**EXERCISE DIRECTIONS**
Throughout the listing below, copy each line containing "JSON".

# # #

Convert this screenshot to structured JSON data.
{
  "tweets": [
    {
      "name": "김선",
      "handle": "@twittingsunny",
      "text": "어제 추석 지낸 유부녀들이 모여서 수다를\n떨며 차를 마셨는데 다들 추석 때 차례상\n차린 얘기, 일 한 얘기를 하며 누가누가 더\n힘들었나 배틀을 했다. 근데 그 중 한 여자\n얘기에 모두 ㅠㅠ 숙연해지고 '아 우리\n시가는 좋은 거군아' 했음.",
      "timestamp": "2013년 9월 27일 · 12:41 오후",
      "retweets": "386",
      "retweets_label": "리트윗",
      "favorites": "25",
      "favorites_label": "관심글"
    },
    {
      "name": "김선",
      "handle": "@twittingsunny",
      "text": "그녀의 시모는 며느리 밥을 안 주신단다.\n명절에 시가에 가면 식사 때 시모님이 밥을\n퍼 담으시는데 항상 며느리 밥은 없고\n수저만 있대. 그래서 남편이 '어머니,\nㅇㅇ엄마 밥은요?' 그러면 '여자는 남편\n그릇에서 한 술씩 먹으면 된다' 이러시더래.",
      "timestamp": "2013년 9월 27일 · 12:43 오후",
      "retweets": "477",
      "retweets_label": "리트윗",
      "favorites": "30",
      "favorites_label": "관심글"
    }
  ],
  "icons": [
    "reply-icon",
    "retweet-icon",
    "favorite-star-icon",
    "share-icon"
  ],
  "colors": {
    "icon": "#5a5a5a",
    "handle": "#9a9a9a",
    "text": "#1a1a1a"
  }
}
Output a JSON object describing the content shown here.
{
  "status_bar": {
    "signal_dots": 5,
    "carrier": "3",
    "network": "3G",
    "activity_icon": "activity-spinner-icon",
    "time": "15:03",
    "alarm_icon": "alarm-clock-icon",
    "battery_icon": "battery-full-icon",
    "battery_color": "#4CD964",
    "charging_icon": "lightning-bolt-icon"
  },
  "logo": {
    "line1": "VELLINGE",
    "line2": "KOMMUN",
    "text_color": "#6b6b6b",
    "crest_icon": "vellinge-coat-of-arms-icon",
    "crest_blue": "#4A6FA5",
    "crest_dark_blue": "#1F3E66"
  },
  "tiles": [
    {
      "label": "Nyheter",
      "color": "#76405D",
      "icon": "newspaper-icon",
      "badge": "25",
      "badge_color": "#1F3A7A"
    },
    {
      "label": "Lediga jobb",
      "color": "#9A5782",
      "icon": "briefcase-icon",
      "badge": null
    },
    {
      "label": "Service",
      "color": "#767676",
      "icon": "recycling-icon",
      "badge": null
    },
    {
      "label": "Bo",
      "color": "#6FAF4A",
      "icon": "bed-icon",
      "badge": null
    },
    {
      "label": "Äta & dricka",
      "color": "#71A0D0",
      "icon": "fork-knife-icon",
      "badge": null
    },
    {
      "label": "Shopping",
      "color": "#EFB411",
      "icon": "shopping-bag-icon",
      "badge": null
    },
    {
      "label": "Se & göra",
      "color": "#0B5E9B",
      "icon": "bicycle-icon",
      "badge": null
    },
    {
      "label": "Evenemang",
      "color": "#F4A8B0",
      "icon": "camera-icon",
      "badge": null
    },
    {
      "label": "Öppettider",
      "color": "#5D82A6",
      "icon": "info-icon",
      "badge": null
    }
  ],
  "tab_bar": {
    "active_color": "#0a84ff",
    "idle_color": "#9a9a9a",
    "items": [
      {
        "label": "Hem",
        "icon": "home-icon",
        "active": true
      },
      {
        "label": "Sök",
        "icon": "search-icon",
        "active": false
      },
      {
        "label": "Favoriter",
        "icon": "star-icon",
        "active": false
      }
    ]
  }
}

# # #

**EXPECTED OUTPUT**
Convert this screenshot to structured JSON data.
Output a JSON object describing the content shown here.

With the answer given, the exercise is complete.